::: RECORDS TO USE
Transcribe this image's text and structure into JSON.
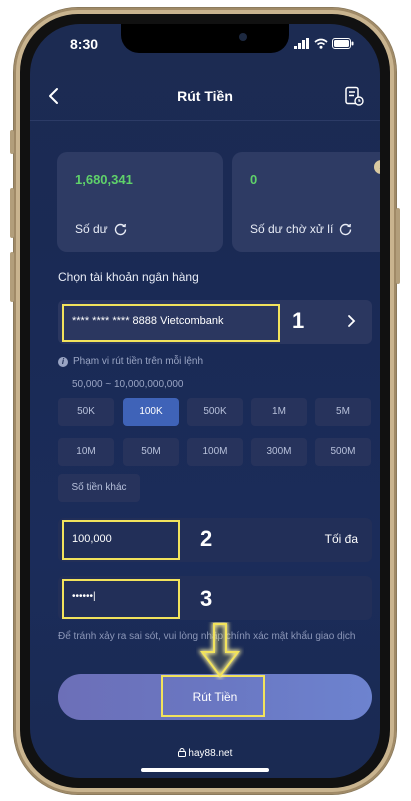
{
  "status": {
    "time": "8:30"
  },
  "header": {
    "title": "Rút Tiền"
  },
  "balance_card": {
    "value": "1,680,341",
    "label": "Số dư",
    "value_color": "#5fd16a"
  },
  "pending_card": {
    "value": "0",
    "label": "Số dư chờ xử lí",
    "value_color": "#5fd16a"
  },
  "bank_section": {
    "label": "Chọn tài khoản ngân hàng",
    "account": "**** **** **** 8888 Vietcombank"
  },
  "limits": {
    "title": "Phạm vi rút tiền trên mỗi lệnh",
    "range": "50,000 ~ 10,000,000,000"
  },
  "amount_chips": [
    "50K",
    "100K",
    "500K",
    "1M",
    "5M",
    "10M",
    "50M",
    "100M",
    "300M",
    "500M"
  ],
  "active_chip": "100K",
  "other_amount_label": "Số tiền khác",
  "amount_field": {
    "value": "100,000",
    "max_label": "Tối đa"
  },
  "password_field": {
    "value": "••••••|"
  },
  "note": "Để tránh xảy ra sai sót, vui lòng nhập chính xác mật khẩu giao dịch",
  "submit": {
    "label": "Rút Tiền"
  },
  "annotations": {
    "one": "1",
    "two": "2",
    "three": "3"
  },
  "footer": {
    "domain": "hay88.net"
  },
  "colors": {
    "highlight": "#f2e35c",
    "accent": "#3f63b8",
    "background": "#1c2b52"
  }
}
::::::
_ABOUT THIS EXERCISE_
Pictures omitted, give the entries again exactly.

_ANSWER SPACE_
Transcribe this image's text and structure into JSON.
{
  "status": {
    "time": "8:30"
  },
  "header": {
    "title": "Rút Tiền"
  },
  "balance_card": {
    "value": "1,680,341",
    "label": "Số dư",
    "value_color": "#5fd16a"
  },
  "pending_card": {
    "value": "0",
    "label": "Số dư chờ xử lí",
    "value_color": "#5fd16a"
  },
  "bank_section": {
    "label": "Chọn tài khoản ngân hàng",
    "account": "**** **** **** 8888 Vietcombank"
  },
  "limits": {
    "title": "Phạm vi rút tiền trên mỗi lệnh",
    "range": "50,000 ~ 10,000,000,000"
  },
  "amount_chips": [
    "50K",
    "100K",
    "500K",
    "1M",
    "5M",
    "10M",
    "50M",
    "100M",
    "300M",
    "500M"
  ],
  "active_chip": "100K",
  "other_amount_label": "Số tiền khác",
  "amount_field": {
    "value": "100,000",
    "max_label": "Tối đa"
  },
  "password_field": {
    "value": "••••••|"
  },
  "note": "Để tránh xảy ra sai sót, vui lòng nhập chính xác mật khẩu giao dịch",
  "submit": {
    "label": "Rút Tiền"
  },
  "annotations": {
    "one": "1",
    "two": "2",
    "three": "3"
  },
  "footer": {
    "domain": "hay88.net"
  },
  "colors": {
    "highlight": "#f2e35c",
    "accent": "#3f63b8",
    "background": "#1c2b52"
  }
}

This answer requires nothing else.